YOUR OBJECTIVE: The records follow. Filter them to the lines that hold "catalina".

Data extracted from a collection:
+ + + + +
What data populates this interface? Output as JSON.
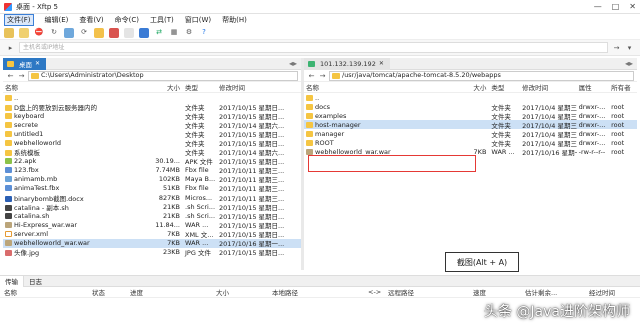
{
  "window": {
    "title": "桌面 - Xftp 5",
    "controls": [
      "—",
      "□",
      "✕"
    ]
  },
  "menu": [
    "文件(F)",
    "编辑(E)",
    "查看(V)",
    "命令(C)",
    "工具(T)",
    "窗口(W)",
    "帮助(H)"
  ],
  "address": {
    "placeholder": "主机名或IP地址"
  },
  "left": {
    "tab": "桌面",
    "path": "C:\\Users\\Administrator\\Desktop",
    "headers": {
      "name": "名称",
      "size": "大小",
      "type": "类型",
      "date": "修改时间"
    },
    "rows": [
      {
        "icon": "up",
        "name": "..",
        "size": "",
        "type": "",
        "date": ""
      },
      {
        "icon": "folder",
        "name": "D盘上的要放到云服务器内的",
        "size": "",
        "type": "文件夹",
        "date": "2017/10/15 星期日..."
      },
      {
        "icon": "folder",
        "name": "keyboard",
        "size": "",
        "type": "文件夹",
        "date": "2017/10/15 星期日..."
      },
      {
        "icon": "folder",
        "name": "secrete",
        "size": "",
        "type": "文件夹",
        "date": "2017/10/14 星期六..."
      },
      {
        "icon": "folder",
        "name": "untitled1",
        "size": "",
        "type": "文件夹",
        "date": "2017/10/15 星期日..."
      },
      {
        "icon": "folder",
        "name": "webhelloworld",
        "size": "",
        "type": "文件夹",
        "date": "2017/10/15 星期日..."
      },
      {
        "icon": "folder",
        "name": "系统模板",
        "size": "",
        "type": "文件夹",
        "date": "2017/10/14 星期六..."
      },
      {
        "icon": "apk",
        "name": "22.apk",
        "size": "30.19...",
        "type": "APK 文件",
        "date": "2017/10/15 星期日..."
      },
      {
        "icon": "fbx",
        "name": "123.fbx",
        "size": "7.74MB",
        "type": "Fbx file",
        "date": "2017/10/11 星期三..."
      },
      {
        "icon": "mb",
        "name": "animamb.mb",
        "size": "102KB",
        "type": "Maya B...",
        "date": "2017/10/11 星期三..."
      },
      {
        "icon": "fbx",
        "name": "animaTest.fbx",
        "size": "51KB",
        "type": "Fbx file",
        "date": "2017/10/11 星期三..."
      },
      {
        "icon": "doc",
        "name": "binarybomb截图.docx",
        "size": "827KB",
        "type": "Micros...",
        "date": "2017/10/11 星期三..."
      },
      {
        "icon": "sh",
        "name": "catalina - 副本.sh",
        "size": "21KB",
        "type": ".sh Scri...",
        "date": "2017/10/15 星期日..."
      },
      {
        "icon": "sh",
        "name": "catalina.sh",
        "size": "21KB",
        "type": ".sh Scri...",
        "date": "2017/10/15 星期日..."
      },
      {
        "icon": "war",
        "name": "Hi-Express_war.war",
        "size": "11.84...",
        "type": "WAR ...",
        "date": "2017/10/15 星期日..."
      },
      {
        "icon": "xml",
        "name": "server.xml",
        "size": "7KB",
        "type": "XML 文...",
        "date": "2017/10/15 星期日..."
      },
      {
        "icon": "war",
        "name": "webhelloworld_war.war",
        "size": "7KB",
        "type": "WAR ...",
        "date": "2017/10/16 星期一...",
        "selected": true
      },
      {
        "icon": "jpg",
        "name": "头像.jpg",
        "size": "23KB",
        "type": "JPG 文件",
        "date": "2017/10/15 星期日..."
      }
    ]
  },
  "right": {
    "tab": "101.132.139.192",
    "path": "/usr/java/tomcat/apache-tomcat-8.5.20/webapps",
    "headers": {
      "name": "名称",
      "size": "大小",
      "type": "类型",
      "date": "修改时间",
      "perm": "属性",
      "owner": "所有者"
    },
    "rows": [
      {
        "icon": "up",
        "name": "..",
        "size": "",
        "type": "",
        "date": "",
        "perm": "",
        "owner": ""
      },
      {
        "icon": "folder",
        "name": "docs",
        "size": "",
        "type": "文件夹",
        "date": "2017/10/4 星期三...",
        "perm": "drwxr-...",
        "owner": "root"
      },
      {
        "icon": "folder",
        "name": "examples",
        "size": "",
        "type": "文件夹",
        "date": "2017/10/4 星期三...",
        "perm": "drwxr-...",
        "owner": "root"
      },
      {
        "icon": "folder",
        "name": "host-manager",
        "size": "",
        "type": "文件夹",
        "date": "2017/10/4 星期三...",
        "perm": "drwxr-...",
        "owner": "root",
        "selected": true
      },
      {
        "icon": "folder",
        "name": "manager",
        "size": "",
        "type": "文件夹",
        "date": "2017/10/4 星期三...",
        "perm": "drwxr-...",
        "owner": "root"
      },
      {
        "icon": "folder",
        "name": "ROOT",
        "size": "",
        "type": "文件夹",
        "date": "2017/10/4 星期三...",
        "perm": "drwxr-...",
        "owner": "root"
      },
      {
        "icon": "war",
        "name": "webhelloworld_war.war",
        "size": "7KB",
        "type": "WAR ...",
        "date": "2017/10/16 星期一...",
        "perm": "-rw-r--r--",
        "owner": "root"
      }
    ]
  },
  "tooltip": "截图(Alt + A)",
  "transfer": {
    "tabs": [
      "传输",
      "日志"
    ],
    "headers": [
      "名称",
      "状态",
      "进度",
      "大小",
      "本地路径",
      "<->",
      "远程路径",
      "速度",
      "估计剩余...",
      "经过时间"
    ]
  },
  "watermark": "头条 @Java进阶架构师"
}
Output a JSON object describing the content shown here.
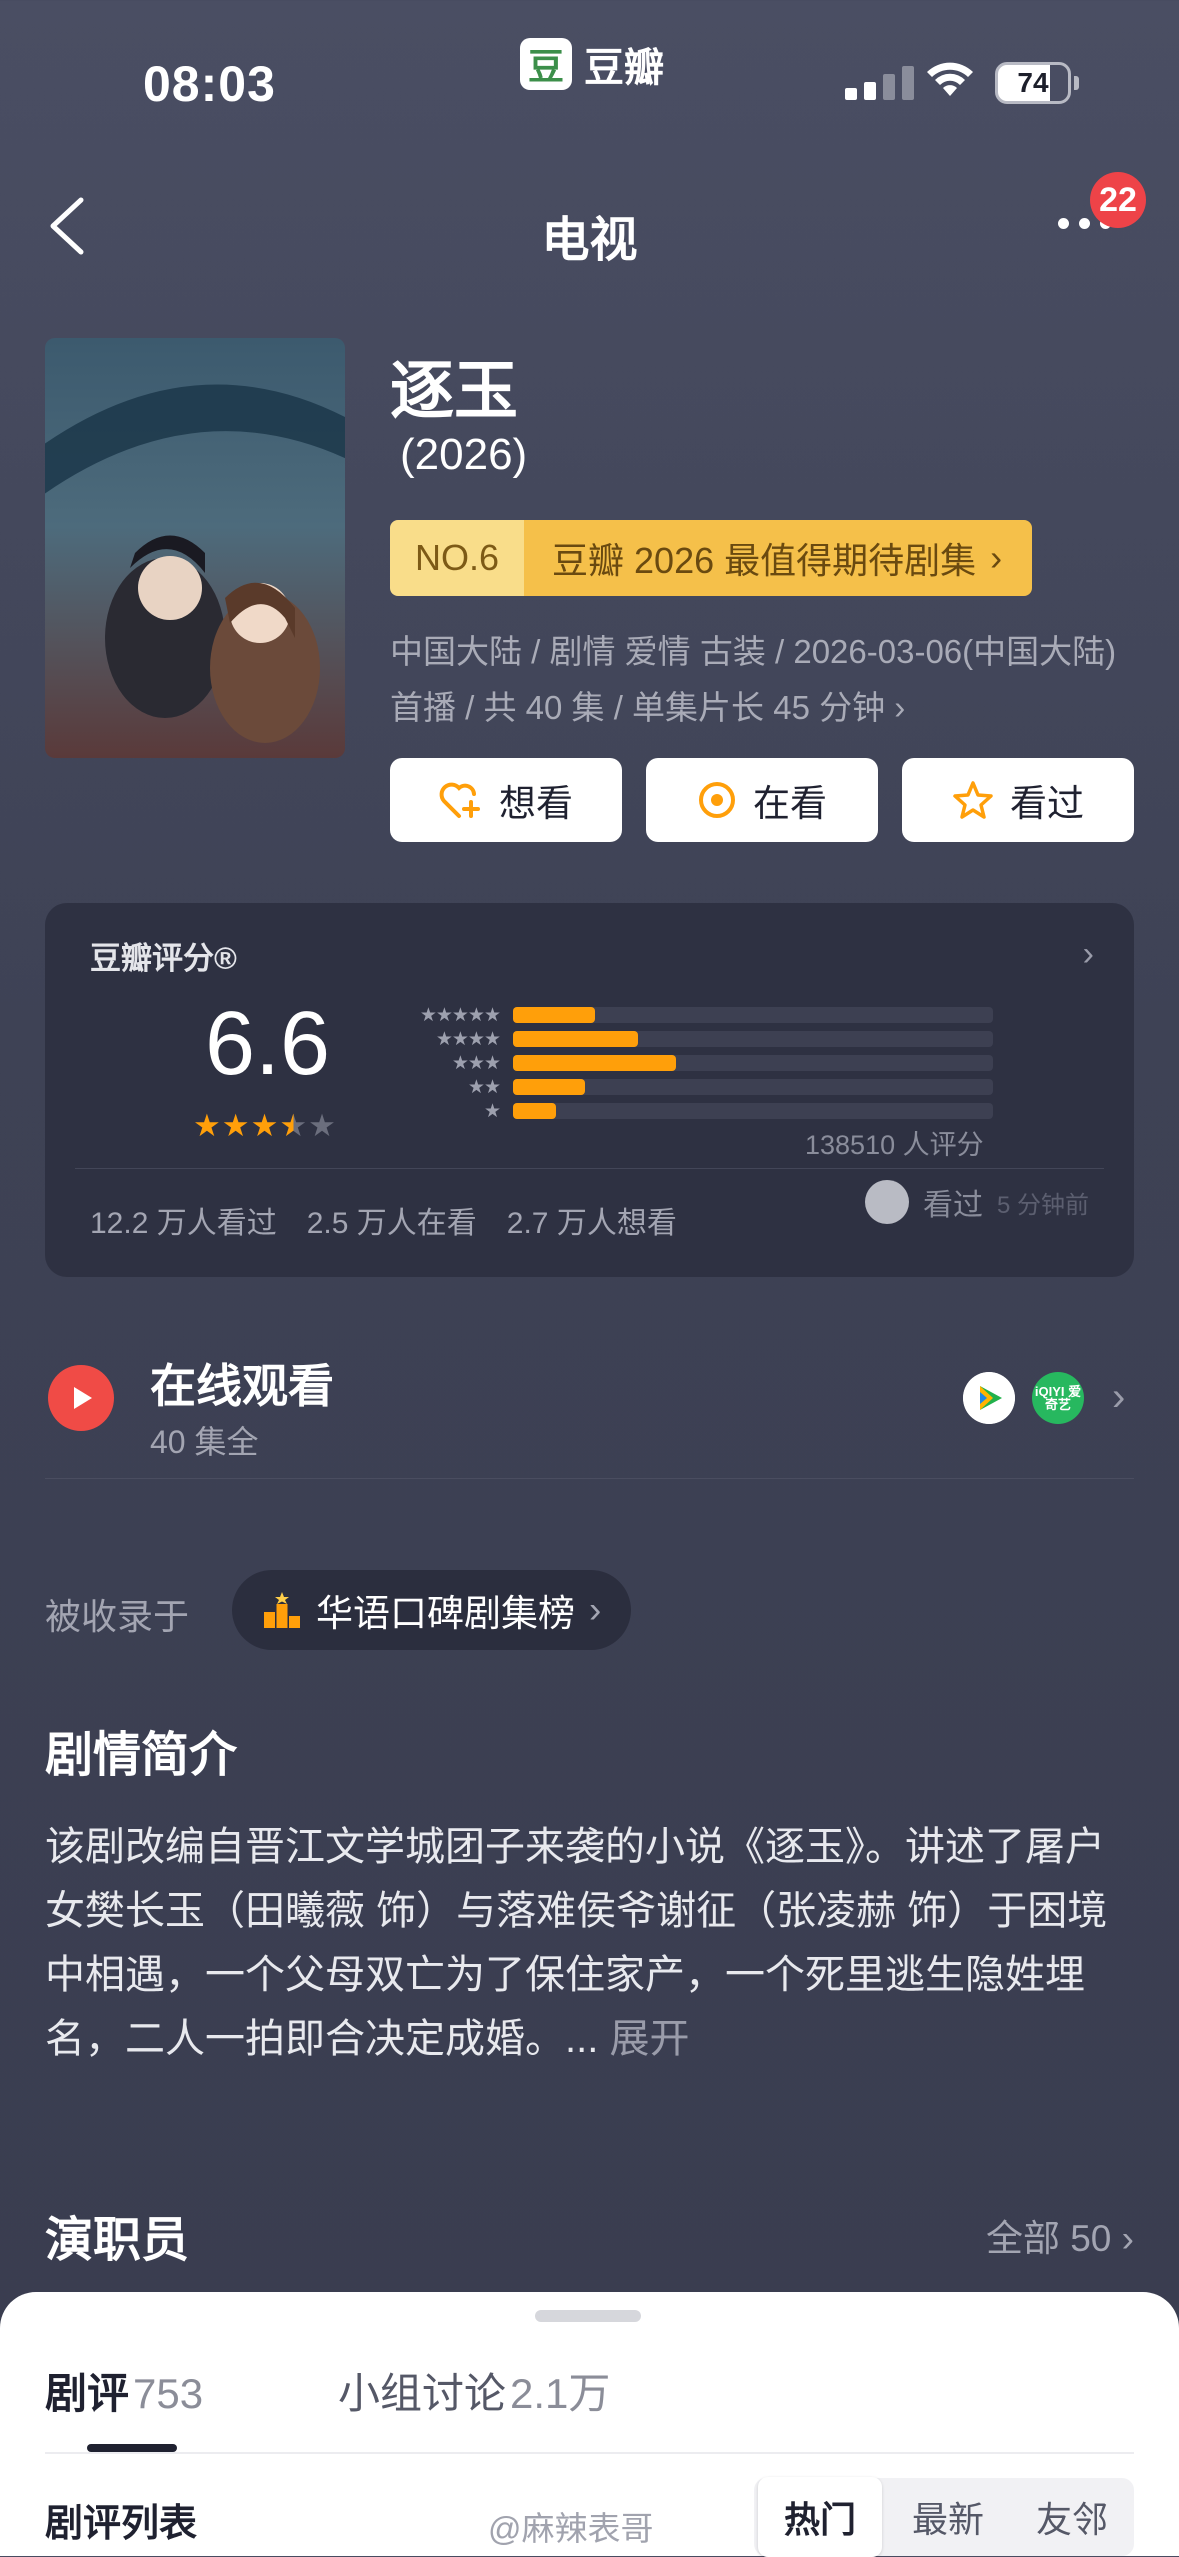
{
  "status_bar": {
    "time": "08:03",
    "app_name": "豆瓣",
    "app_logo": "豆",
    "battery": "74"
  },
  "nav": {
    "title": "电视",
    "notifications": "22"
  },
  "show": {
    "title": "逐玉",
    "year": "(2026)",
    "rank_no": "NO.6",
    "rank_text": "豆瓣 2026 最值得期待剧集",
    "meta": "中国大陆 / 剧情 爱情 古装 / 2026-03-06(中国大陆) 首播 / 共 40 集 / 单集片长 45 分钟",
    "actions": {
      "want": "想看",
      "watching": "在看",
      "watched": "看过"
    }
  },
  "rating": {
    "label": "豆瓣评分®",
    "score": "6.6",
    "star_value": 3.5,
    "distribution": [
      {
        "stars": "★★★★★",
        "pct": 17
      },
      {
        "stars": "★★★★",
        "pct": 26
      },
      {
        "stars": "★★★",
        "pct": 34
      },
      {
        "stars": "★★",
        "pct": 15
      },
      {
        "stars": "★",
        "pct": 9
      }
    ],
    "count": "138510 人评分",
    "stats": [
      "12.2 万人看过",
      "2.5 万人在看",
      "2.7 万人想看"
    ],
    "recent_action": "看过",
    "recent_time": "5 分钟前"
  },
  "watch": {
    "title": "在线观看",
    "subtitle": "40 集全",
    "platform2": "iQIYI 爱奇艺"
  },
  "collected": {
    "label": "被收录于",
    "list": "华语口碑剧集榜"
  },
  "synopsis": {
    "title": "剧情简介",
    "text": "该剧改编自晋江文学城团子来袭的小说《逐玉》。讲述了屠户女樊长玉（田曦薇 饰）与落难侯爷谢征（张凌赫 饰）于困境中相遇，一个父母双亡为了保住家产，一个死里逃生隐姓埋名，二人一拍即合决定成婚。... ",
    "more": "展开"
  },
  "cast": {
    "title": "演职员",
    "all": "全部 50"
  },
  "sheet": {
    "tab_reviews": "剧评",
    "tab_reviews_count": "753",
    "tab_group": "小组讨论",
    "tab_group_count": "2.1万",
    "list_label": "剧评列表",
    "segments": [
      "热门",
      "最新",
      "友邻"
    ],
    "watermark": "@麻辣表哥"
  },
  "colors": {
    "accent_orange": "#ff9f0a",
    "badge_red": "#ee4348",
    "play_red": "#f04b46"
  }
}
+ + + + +
THE COMPLETED TASK:
        "name": "catalina - 副本.sh",
        "name": "catalina.sh",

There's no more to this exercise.